Carter contends that in Illinois a contract for future legal services should be treated differently than other executory contracts. It contends that when the attorney-client relationship is created by payment of a fee or retainer, the contract is no longer executory. Thus, Carter would achieve holder in due course status. We are not persuaded.
A retainer is the act of a client employing an attorney; it also denotes the fee paid by the client when he retains the attorney to act for him. Union Surety Co. v. Tenney, 200 Ill. 349, 65 N.E. 688 (1902). We have found no Illinois cases construing section 3-303(a) as it relates to a promise to perform future legal services under a retainer. The general rule, however, is that "an executory promise is not value." Crest Finance v. First State Bank of Westmont, 37 Ill. 2d 243, 250, 226 N.E.2d 369, 373 (1967). "[T]he promise does not rise to the level of `value' in the commercial paper market until it is actually performed." Quinn, Uniform Commercial Code Commentary and Law Digest, 2d Ed, Vol. 1, p. 3-135 (1991).
The UCC comment to section 303 gives the following example:
"Case #2. X issues a check to Y in consideration of Y's promise to perform services in the future.

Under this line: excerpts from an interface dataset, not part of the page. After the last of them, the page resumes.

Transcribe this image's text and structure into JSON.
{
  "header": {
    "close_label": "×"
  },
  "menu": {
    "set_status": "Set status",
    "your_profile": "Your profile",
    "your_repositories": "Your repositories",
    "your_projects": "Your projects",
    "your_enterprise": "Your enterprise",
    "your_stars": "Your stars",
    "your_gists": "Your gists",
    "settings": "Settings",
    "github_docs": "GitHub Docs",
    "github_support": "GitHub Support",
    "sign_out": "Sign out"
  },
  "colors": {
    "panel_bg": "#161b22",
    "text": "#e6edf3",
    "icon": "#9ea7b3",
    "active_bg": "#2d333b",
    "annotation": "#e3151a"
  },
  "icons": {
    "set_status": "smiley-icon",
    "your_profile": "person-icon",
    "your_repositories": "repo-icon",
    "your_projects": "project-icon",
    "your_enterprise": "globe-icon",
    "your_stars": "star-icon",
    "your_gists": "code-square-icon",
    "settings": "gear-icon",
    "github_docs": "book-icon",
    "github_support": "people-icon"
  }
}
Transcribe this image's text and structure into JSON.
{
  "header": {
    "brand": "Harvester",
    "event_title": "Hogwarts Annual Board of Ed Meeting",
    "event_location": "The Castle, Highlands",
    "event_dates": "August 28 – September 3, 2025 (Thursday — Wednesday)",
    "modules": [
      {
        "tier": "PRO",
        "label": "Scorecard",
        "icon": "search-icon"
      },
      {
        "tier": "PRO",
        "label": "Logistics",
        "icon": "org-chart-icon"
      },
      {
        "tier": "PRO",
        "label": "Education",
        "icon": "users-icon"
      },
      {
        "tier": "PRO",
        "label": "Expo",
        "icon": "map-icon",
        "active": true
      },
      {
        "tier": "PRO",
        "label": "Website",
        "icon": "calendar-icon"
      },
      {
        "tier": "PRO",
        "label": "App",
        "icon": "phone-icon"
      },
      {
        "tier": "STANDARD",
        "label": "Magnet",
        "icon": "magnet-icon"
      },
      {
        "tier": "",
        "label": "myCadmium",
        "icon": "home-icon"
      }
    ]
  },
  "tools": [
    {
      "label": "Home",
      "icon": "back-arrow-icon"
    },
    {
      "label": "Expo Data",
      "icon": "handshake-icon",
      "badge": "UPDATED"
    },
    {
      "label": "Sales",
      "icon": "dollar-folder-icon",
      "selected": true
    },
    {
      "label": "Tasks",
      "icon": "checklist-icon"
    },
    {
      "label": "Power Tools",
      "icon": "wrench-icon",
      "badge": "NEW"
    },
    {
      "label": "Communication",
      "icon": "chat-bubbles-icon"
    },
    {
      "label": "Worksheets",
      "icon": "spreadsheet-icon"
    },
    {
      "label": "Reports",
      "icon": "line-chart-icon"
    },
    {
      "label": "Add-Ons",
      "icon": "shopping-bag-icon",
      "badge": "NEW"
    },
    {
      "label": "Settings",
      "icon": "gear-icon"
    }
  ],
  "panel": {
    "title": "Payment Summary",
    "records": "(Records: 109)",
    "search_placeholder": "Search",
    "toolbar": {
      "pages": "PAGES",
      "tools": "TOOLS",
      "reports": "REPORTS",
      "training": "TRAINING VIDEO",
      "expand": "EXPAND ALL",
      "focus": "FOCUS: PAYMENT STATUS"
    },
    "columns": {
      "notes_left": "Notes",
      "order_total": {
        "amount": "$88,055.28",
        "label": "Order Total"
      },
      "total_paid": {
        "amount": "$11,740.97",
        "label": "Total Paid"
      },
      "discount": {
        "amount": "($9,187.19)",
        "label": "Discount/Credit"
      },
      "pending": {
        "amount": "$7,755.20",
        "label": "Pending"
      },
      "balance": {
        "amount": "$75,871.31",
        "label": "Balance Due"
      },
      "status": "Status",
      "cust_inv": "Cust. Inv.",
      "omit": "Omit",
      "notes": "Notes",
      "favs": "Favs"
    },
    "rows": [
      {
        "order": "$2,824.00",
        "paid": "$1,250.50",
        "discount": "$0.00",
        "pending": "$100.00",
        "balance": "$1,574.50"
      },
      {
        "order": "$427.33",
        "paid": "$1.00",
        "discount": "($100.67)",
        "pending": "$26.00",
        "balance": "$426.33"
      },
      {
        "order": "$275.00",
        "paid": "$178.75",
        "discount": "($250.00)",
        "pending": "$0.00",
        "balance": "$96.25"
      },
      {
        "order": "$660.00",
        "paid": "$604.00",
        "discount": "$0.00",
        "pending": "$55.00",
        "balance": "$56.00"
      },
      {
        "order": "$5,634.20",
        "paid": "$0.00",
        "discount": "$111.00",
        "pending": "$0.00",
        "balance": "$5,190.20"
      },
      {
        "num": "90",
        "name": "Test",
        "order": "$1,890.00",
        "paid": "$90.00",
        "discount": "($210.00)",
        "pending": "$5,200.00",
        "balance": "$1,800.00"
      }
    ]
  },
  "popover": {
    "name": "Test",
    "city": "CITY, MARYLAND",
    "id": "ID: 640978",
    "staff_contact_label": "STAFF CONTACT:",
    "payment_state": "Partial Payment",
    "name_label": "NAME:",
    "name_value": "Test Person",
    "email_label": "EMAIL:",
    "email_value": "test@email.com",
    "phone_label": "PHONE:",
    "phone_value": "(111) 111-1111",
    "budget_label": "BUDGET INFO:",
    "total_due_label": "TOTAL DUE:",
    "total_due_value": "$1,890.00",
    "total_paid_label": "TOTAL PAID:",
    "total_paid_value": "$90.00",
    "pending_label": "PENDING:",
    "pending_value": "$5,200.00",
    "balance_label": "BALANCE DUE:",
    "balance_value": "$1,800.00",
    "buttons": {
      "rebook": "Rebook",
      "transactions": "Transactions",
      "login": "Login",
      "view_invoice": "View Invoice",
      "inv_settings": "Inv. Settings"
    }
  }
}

Although the executory promise is consideration for issuance of the check it is value only to the extent the promise is performed. Subsection (a)(1)." 810 ILCS Ann. 5/303, UCC Comment 1.(West 1996).
We have found no exceptions to these principles for retainers. Indeed, courts in other jurisdictions interpreting similar language under section 3-303 have held that attorneys may be holders in due course only to the extent that they have actually performed legal services prior to acquiring a negotiable instrument. See Coventry Care, Inc. v. United States of America, 366 F. Supp. 497, 501-02 (W. D. Penn. 1973); Fernandez v. Cunningham, 268 So. 2d 166, 169 (Fla. Dist. Ct. App. 1972); Korzenik v. Supreme Radio, Inc., 197 N.E.2d 702, 703-04 (Mass. 1964). We agree.
This retainer was a contract for future legal services. Under section 3-303(a)(1), it was a "promise of performance," not yet performed. Thus, no value was received, and Carter is not a holder in due course.
Furthermore, in this case, no evidence was presented in the trial court that Carter performed any legal services for Country Grain prior to receiving the checks. Without an evidentiary basis for finding that Carter received the checks for services performed, the trial court correctly found that Carter failed to prove that it was a holder in due course. See Coventry Care, 366 F. Supp. at 501-02; Fernandez, 268 So. 2d at 169; Korzenik, 197 N.E.2d at 704l. The trial court properly granted the Department's motion for summary judgment.
Because we have decided that Carter did not take the checks for value under section 3-303(a) of the UCC, we need not address its other arguments.
The judgment of the circuit court of Peoria County is affirmed.
BRESLIN, J., Concurring. HOLDRIDGE, P.J., Dissenting.
PRESIDING JUSTICE HOLDRIDGE, Dissenting:
I respectfully Dissent. In a contractual relationship between attorney and client, the payment of a fee or retainer creates the relationship, and once that relationship is created the contract is no longer executory. Corti v. Fleisher, 93 Ill. App. 3d 517 (1981). Carter's agreement to enter into an attorney-client relationship with Country Grain was the value exchanged for the checks endorsed over to the firm. Thus, the general rule cited by the majority that "an executory promise is not value" does not apply to the case at bar. On that basis I would hold that the trial court erred in determining that Carter was not entitled to the check proceeds and I therefore Dissent.